▸ **Brief**: Print all of the data below exactly as it appears, leaving out every image.
*** Opening of Input for this task ***
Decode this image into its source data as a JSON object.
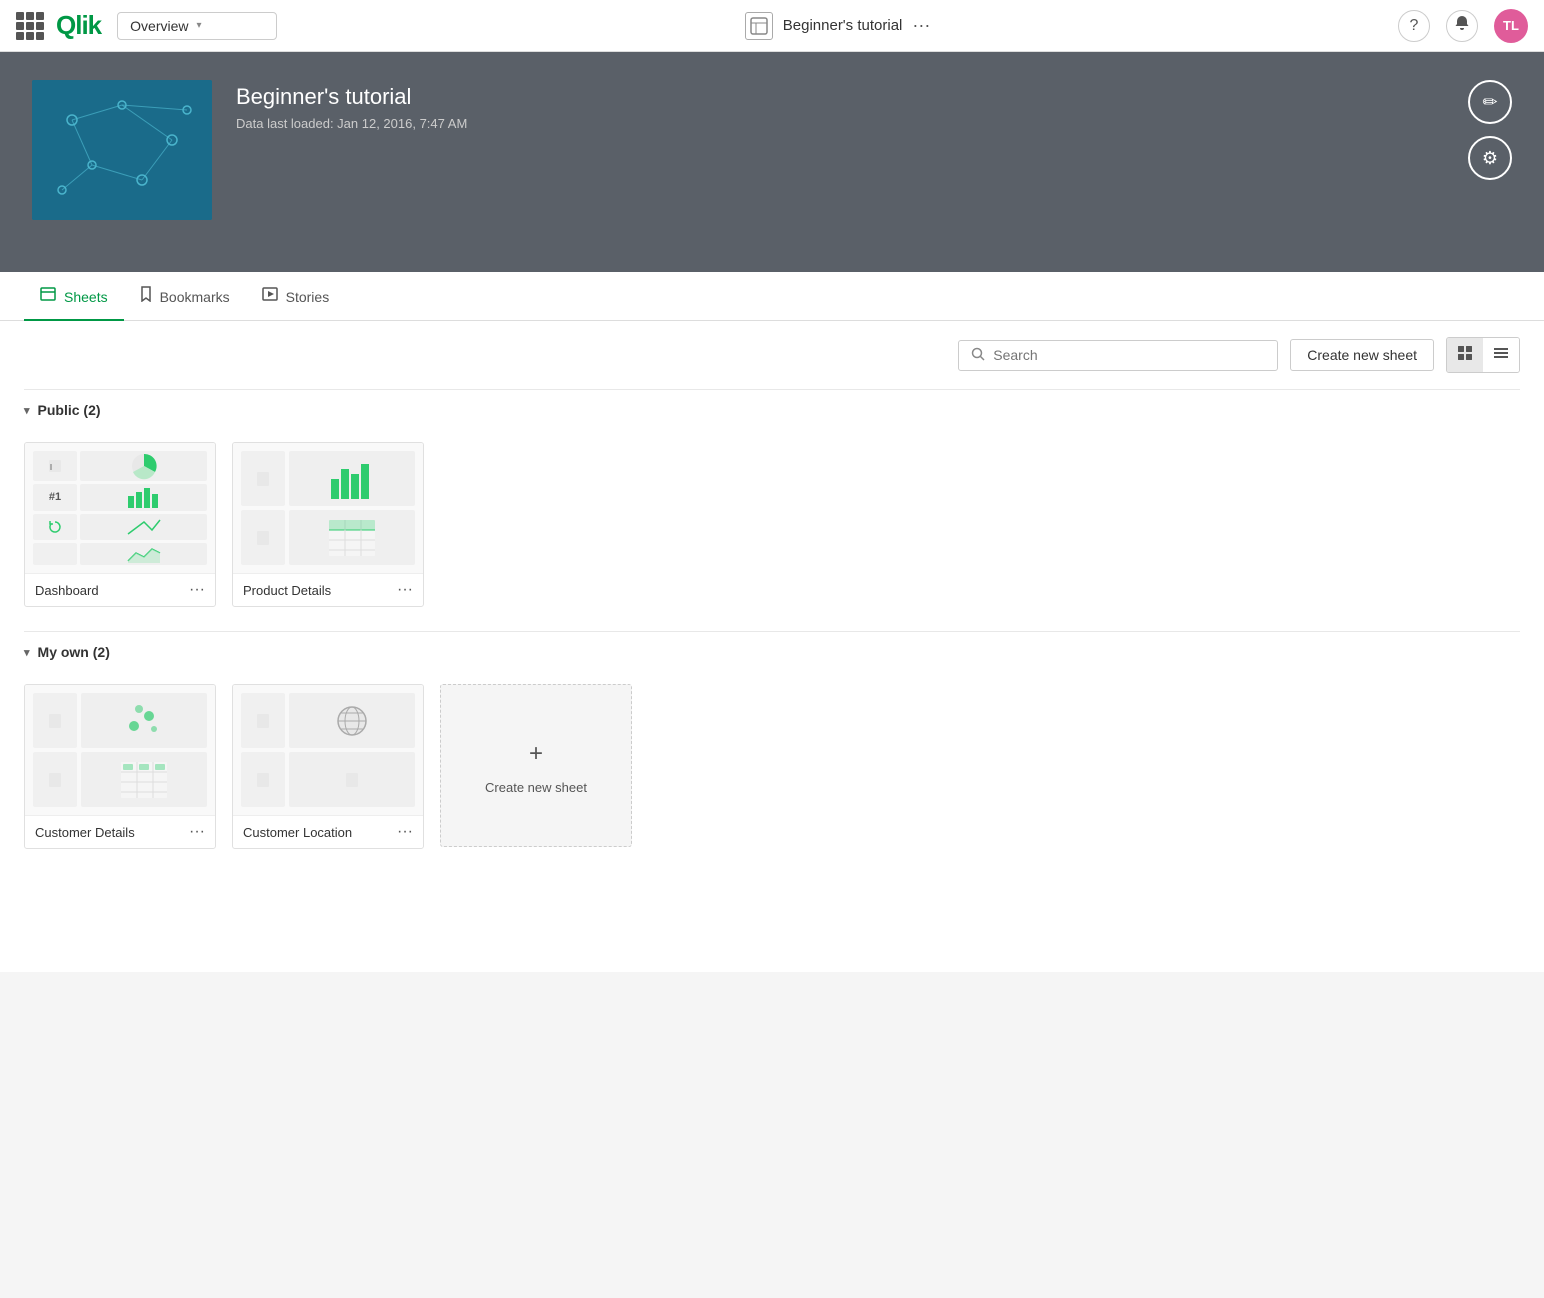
{
  "nav": {
    "grid_label": "apps menu",
    "logo": "Qlik",
    "dropdown_value": "Overview",
    "app_title": "Beginner's tutorial",
    "app_more": "···",
    "help_icon": "?",
    "bell_icon": "🔔",
    "avatar_initials": "TL"
  },
  "hero": {
    "title": "Beginner's tutorial",
    "subtitle": "Data last loaded: Jan 12, 2016, 7:47 AM",
    "edit_icon": "✏",
    "settings_icon": "⚙"
  },
  "tabs": [
    {
      "id": "sheets",
      "label": "Sheets",
      "active": true
    },
    {
      "id": "bookmarks",
      "label": "Bookmarks",
      "active": false
    },
    {
      "id": "stories",
      "label": "Stories",
      "active": false
    }
  ],
  "toolbar": {
    "search_placeholder": "Search",
    "create_btn_label": "Create new sheet",
    "grid_view_icon": "⊞",
    "list_view_icon": "≡"
  },
  "sections": [
    {
      "id": "public",
      "label": "Public (2)",
      "expanded": true,
      "sheets": [
        {
          "id": "dashboard",
          "title": "Dashboard",
          "type": "dashboard"
        },
        {
          "id": "product-details",
          "title": "Product Details",
          "type": "product"
        }
      ]
    },
    {
      "id": "my-own",
      "label": "My own (2)",
      "expanded": true,
      "sheets": [
        {
          "id": "customer-details",
          "title": "Customer Details",
          "type": "customer-details"
        },
        {
          "id": "customer-location",
          "title": "Customer Location",
          "type": "customer-location"
        }
      ],
      "show_create": true
    }
  ],
  "create_new_sheet": "Create new sheet",
  "icons": {
    "chevron_down": "▾",
    "chevron_up": "▴",
    "more": "···",
    "search": "🔍",
    "plus": "+",
    "sheet": "⬜",
    "bookmark": "🔖",
    "story": "▶"
  },
  "colors": {
    "green": "#2ecc6e",
    "teal": "#009845",
    "hero_bg": "#5a6068"
  }
}
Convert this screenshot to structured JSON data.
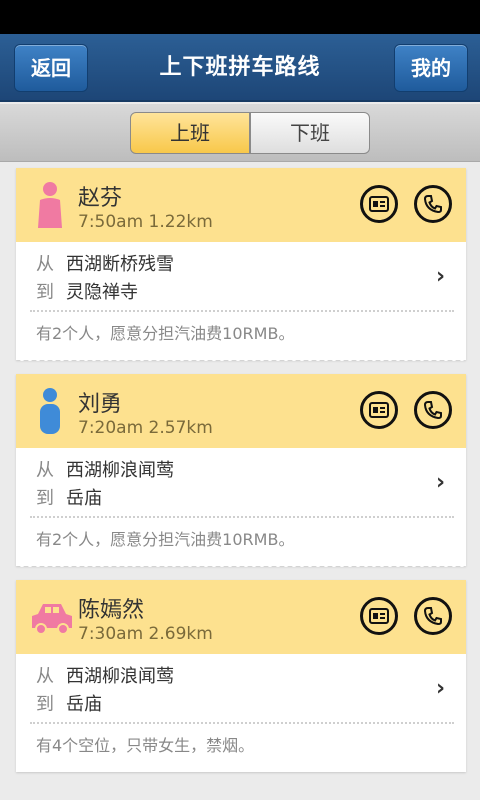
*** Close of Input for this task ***
▸ **Exercise response**:
Decode this image into its source data as a JSON object.
{
  "nav": {
    "grid_label": "apps menu",
    "logo": "Qlik",
    "dropdown_value": "Overview",
    "app_title": "Beginner's tutorial",
    "app_more": "···",
    "help_icon": "?",
    "bell_icon": "🔔",
    "avatar_initials": "TL"
  },
  "hero": {
    "title": "Beginner's tutorial",
    "subtitle": "Data last loaded: Jan 12, 2016, 7:47 AM",
    "edit_icon": "✏",
    "settings_icon": "⚙"
  },
  "tabs": [
    {
      "id": "sheets",
      "label": "Sheets",
      "active": true
    },
    {
      "id": "bookmarks",
      "label": "Bookmarks",
      "active": false
    },
    {
      "id": "stories",
      "label": "Stories",
      "active": false
    }
  ],
  "toolbar": {
    "search_placeholder": "Search",
    "create_btn_label": "Create new sheet",
    "grid_view_icon": "⊞",
    "list_view_icon": "≡"
  },
  "sections": [
    {
      "id": "public",
      "label": "Public (2)",
      "expanded": true,
      "sheets": [
        {
          "id": "dashboard",
          "title": "Dashboard",
          "type": "dashboard"
        },
        {
          "id": "product-details",
          "title": "Product Details",
          "type": "product"
        }
      ]
    },
    {
      "id": "my-own",
      "label": "My own (2)",
      "expanded": true,
      "sheets": [
        {
          "id": "customer-details",
          "title": "Customer Details",
          "type": "customer-details"
        },
        {
          "id": "customer-location",
          "title": "Customer Location",
          "type": "customer-location"
        }
      ],
      "show_create": true
    }
  ],
  "create_new_sheet": "Create new sheet",
  "icons": {
    "chevron_down": "▾",
    "chevron_up": "▴",
    "more": "···",
    "search": "🔍",
    "plus": "+",
    "sheet": "⬜",
    "bookmark": "🔖",
    "story": "▶"
  },
  "colors": {
    "green": "#2ecc6e",
    "teal": "#009845",
    "hero_bg": "#5a6068"
  }
}
Convert this screenshot to structured JSON data.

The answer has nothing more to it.